===== Given information

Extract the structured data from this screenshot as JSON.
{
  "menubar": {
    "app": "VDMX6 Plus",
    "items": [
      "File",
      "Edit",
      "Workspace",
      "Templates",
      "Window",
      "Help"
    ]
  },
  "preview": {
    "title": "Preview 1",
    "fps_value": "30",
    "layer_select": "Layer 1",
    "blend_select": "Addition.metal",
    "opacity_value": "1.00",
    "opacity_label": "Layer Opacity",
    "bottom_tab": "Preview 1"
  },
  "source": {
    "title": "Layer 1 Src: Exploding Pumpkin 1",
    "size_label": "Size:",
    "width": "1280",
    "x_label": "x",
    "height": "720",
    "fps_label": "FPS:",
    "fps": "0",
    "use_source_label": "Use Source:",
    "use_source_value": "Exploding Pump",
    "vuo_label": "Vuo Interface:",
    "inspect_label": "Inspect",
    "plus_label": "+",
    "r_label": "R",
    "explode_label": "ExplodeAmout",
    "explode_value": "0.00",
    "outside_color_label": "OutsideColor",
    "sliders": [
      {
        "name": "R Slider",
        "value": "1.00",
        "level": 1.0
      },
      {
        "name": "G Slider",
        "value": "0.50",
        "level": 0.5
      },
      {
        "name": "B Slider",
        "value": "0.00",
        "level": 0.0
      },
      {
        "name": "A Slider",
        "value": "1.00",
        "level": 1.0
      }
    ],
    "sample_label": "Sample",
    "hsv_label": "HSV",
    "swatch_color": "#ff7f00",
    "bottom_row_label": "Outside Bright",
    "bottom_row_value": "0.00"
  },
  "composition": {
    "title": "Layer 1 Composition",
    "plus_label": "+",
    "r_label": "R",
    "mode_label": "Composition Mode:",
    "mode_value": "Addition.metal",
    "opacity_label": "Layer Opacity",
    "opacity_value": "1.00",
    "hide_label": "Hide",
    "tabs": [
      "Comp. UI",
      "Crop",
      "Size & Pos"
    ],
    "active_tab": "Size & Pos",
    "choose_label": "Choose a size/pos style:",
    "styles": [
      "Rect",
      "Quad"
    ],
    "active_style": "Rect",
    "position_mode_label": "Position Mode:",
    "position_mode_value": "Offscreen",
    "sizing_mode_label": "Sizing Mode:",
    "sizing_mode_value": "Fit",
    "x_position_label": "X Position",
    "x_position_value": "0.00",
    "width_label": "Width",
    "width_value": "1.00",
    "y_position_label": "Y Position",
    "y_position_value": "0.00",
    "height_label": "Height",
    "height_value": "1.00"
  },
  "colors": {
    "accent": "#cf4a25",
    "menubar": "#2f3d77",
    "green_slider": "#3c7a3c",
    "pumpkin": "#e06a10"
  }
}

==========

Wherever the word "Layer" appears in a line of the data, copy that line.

## Reply
    "layer_select": "Layer 1",
    "opacity_label": "Layer Opacity",
    "title": "Layer 1 Src: Exploding Pumpkin 1",
    "title": "Layer 1 Composition",
    "opacity_label": "Layer Opacity",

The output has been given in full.